5. Start applying a cold agent several times a day. When using an ice pack or cold gel pack you need to have at least one barrier protecting your skin such as a pillow case. Apply the cold agent to the involved area for 20-30 minutes at a time and do this several times throughout the day. A bag of frozen vegetables, such as peas or corn, also works well as long as you shake it up. Simply place the bag of frozen vegetables in a pillow case and let your foot rest on top of it when sitting in a chair. You can also take a frozen water bottle and roll it under your arch and heel to act as a cooling massage for 8 to10 minutes but keep your sock on to serve as a protective barrier for your skin. If you do not have an ice pack you can easily make a gel pack by using a 3:1 ratio of water to rubbing alcohol. Simply put 3 cups of water and 1 cup of rubbing alcohol in a sealed Ziploc bag and place it in your freezer until it turns into a soft solid.

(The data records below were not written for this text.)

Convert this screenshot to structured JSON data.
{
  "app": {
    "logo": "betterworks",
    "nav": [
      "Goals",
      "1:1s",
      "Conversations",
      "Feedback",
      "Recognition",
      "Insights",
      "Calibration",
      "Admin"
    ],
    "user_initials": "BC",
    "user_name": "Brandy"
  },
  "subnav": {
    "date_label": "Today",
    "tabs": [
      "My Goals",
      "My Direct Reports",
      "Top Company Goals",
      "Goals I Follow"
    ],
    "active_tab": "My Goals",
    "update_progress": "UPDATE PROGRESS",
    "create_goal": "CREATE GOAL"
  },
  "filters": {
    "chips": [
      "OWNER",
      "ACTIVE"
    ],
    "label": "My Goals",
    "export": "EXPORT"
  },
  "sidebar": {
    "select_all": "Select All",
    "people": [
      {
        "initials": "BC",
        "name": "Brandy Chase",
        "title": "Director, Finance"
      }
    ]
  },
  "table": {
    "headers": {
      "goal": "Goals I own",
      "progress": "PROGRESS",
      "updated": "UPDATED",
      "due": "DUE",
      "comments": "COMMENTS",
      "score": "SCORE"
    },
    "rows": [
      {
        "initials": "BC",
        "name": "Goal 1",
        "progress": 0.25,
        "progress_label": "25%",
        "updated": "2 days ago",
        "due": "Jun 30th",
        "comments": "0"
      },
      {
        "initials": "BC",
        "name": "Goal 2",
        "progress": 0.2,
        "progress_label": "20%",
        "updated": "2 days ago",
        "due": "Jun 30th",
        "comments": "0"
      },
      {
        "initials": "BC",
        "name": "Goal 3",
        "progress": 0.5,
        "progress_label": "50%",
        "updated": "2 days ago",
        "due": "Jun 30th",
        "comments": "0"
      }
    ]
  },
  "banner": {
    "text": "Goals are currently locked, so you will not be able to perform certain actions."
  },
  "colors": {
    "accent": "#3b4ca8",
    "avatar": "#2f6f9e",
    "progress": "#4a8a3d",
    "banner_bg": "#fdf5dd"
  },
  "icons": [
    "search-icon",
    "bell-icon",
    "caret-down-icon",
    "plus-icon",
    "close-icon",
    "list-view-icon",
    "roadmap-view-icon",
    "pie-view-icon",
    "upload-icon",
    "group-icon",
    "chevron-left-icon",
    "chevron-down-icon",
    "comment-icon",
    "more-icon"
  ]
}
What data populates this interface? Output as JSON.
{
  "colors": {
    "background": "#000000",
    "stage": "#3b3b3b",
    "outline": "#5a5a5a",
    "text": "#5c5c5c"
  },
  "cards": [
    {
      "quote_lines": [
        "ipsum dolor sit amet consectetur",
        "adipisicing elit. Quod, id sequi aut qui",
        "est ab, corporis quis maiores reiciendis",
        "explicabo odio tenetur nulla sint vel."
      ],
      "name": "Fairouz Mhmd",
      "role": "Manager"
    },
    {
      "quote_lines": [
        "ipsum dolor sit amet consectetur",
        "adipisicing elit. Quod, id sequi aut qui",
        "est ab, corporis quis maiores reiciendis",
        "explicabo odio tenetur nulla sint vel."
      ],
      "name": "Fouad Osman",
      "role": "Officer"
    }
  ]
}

6. Take it easy for a while and give your body time to heal. The human body has great capacity for healing if an individual helps facilitate this process. This means that when you are experiencing more foot pain it is beneficial to take it easy for a few days and try to minimize time on your feet. This doesn’t mean you have to turn into a “couch potato” because that isn’t beneficial but basically do activities to your tolerance based upon your pain level. As you start to feel better and experience less pain then you gradually increase the weight bearing activities that you are doing in order to help avoid flare-ups.
1. Stephen Barrett, D.P.M. and Robert O’Malley, D.P.M. Plantar Fasciitis and Other Causes of Heel Pain. American Family Physician. 1999 Apr 15; 59(8): 2200-2206.
2. Mohammad Ali Tahririan, Mehdi Motififard, and Babak Siavashi. Plantar Fasciitis. Journal of Research in Medical Sciences. 2012 August; 17(8): 799-804.
1. This information is only intended for general medical advice and is not intended as a substitute for personalized medical care.
2. If you are experiencing foot pain that does not resolve within a few weeks you should see a physician or a licensed physical therapist.
3. If you are experiencing any symptoms that include numbness, tingling, burning, or shooting pains this may indicate the presence of nerve involvement. If this is occurring you should see a physician as soon as possible.